Q: What other funding would be leveraged if the bond is approved by voters?In finance, leverage means taking on risk and usually means large amounts of debt. When all goes well, leverage leads to enormous returns, but also creates exposure to huge losses. In the midst of a miserable recession largely largely caused by excessive financial leverage, it doesn't seem like a good promotional term.
A: The $11.14 billion bond measure would leverage an additional $30 billion in local and federal matching funds, for a total of $40 billion in investments in the state’s water system.
As bond proponents are using it, leverage seems to really mean gaining access to more of "other people's money." For example, the bond might provide the funds needed to secure federal matching funds to build a dam at Temperance Flat. If you are ACWA, that's a wonderful leveraging of additional subsidies, but for ordinary taxpayers it isn't so wonderful.
Local taxpayers, state taxpayers, and federal taxpayers are the same people. From a voter's perspective, this argument for the water bond is investing $1 out of your left pocket to "leverage" the removal of $3 from your right pocket.
The leverage argument means a vote for the water bond is a vote for increasing the federal debt in addition to the state debt. Maybe bond opponents should argue that the water bond hurts national security and will take funds from the military and put our soldiers at risk. More likely it will be tax increases. They should make the bond proponents explain exactly where all those "leveraged" federal and local dollars are going to come from.
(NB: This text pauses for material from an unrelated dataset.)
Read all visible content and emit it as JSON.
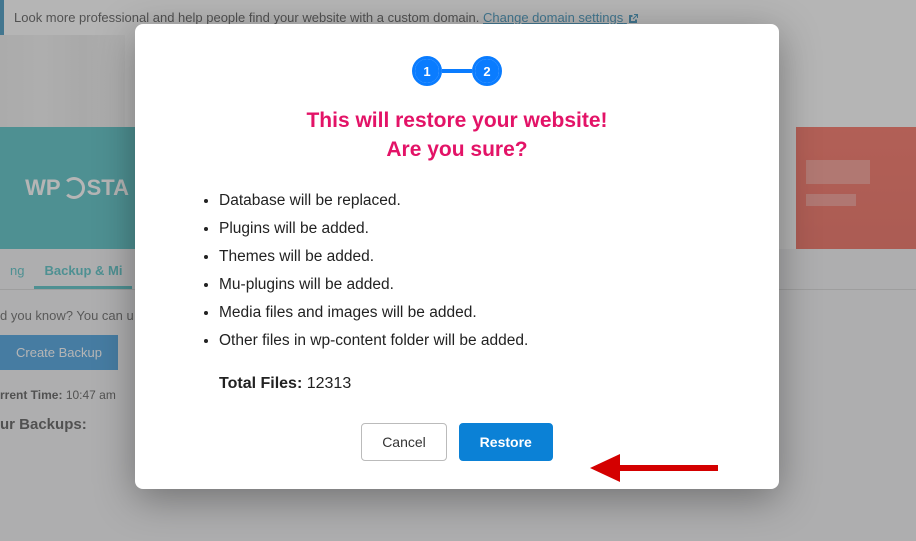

It is going to be a long year pointing out all the bad economics in this water bond campaign. This isn't even the main argument, just me complaining about an annoying term that suggests it is a magical deal where we pay for $1 of investment and get $3 additional dollars of investment free.